WHAT THIS TASK INVOLVES:
The listing below should be reproduced exactly, with the pictures omitted.

TASK MATERIAL:
—————

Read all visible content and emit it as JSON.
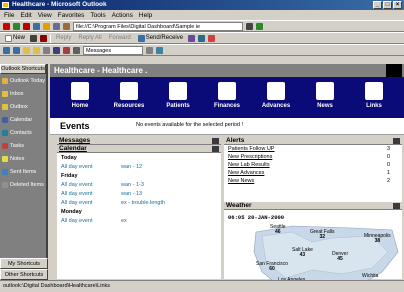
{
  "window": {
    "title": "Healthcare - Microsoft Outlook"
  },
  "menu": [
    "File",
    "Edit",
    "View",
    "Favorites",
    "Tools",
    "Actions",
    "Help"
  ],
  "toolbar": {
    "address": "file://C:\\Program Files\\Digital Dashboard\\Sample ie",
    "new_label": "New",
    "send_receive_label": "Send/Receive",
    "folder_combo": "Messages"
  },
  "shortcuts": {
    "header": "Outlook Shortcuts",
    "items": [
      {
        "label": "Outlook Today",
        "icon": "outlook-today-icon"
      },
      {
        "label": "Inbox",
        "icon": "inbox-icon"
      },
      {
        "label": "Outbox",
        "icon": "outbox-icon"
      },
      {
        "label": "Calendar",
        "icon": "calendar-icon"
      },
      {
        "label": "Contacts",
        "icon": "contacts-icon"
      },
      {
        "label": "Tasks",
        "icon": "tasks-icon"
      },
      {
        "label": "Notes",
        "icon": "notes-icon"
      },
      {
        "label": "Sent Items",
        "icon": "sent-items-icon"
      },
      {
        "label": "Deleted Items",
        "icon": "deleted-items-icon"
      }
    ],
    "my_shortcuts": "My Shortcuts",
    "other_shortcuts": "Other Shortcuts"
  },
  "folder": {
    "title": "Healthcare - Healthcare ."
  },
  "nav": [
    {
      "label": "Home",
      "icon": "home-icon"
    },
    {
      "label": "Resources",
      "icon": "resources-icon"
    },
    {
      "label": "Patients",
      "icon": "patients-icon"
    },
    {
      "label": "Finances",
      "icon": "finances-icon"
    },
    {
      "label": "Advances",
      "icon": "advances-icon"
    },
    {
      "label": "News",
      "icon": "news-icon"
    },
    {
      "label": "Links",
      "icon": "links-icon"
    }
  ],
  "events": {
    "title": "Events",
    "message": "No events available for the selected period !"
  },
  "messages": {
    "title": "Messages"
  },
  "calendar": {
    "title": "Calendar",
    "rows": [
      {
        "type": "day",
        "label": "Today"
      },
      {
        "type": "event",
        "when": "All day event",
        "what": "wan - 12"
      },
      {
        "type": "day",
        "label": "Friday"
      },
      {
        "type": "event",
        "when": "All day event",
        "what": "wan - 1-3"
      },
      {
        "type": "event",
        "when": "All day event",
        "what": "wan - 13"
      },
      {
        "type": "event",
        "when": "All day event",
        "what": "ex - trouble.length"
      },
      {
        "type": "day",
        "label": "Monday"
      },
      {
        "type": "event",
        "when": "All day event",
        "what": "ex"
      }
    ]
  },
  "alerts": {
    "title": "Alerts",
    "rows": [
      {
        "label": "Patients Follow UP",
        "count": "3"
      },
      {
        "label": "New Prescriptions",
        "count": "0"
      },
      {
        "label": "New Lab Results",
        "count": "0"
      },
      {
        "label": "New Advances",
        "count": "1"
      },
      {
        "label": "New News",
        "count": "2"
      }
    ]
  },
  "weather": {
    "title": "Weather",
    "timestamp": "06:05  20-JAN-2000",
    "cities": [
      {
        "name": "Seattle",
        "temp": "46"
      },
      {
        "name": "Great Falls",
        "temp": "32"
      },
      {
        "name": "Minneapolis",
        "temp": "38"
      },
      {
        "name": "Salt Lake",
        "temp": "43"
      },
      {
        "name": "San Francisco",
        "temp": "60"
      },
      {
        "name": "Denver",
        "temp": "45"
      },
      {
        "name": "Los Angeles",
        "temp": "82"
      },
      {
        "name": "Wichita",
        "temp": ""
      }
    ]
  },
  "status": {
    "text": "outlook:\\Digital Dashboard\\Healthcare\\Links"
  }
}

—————

RESPONSE TO THIS EXERCISE:
Read all visible content and emit it as JSON.
{
  "window": {
    "title": "Healthcare - Microsoft Outlook"
  },
  "menu": [
    "File",
    "Edit",
    "View",
    "Favorites",
    "Tools",
    "Actions",
    "Help"
  ],
  "toolbar": {
    "address": "file://C:\\Program Files\\Digital Dashboard\\Sample ie",
    "new_label": "New",
    "send_receive_label": "Send/Receive",
    "folder_combo": "Messages"
  },
  "shortcuts": {
    "header": "Outlook Shortcuts",
    "items": [
      {
        "label": "Outlook Today",
        "icon": "outlook-today-icon"
      },
      {
        "label": "Inbox",
        "icon": "inbox-icon"
      },
      {
        "label": "Outbox",
        "icon": "outbox-icon"
      },
      {
        "label": "Calendar",
        "icon": "calendar-icon"
      },
      {
        "label": "Contacts",
        "icon": "contacts-icon"
      },
      {
        "label": "Tasks",
        "icon": "tasks-icon"
      },
      {
        "label": "Notes",
        "icon": "notes-icon"
      },
      {
        "label": "Sent Items",
        "icon": "sent-items-icon"
      },
      {
        "label": "Deleted Items",
        "icon": "deleted-items-icon"
      }
    ],
    "my_shortcuts": "My Shortcuts",
    "other_shortcuts": "Other Shortcuts"
  },
  "folder": {
    "title": "Healthcare - Healthcare ."
  },
  "nav": [
    {
      "label": "Home",
      "icon": "home-icon"
    },
    {
      "label": "Resources",
      "icon": "resources-icon"
    },
    {
      "label": "Patients",
      "icon": "patients-icon"
    },
    {
      "label": "Finances",
      "icon": "finances-icon"
    },
    {
      "label": "Advances",
      "icon": "advances-icon"
    },
    {
      "label": "News",
      "icon": "news-icon"
    },
    {
      "label": "Links",
      "icon": "links-icon"
    }
  ],
  "events": {
    "title": "Events",
    "message": "No events available for the selected period !"
  },
  "messages": {
    "title": "Messages"
  },
  "calendar": {
    "title": "Calendar",
    "rows": [
      {
        "type": "day",
        "label": "Today"
      },
      {
        "type": "event",
        "when": "All day event",
        "what": "wan - 12"
      },
      {
        "type": "day",
        "label": "Friday"
      },
      {
        "type": "event",
        "when": "All day event",
        "what": "wan - 1-3"
      },
      {
        "type": "event",
        "when": "All day event",
        "what": "wan - 13"
      },
      {
        "type": "event",
        "when": "All day event",
        "what": "ex - trouble.length"
      },
      {
        "type": "day",
        "label": "Monday"
      },
      {
        "type": "event",
        "when": "All day event",
        "what": "ex"
      }
    ]
  },
  "alerts": {
    "title": "Alerts",
    "rows": [
      {
        "label": "Patients Follow UP",
        "count": "3"
      },
      {
        "label": "New Prescriptions",
        "count": "0"
      },
      {
        "label": "New Lab Results",
        "count": "0"
      },
      {
        "label": "New Advances",
        "count": "1"
      },
      {
        "label": "New News",
        "count": "2"
      }
    ]
  },
  "weather": {
    "title": "Weather",
    "timestamp": "06:05  20-JAN-2000",
    "cities": [
      {
        "name": "Seattle",
        "temp": "46"
      },
      {
        "name": "Great Falls",
        "temp": "32"
      },
      {
        "name": "Minneapolis",
        "temp": "38"
      },
      {
        "name": "Salt Lake",
        "temp": "43"
      },
      {
        "name": "San Francisco",
        "temp": "60"
      },
      {
        "name": "Denver",
        "temp": "45"
      },
      {
        "name": "Los Angeles",
        "temp": "82"
      },
      {
        "name": "Wichita",
        "temp": ""
      }
    ]
  },
  "status": {
    "text": "outlook:\\Digital Dashboard\\Healthcare\\Links"
  }
}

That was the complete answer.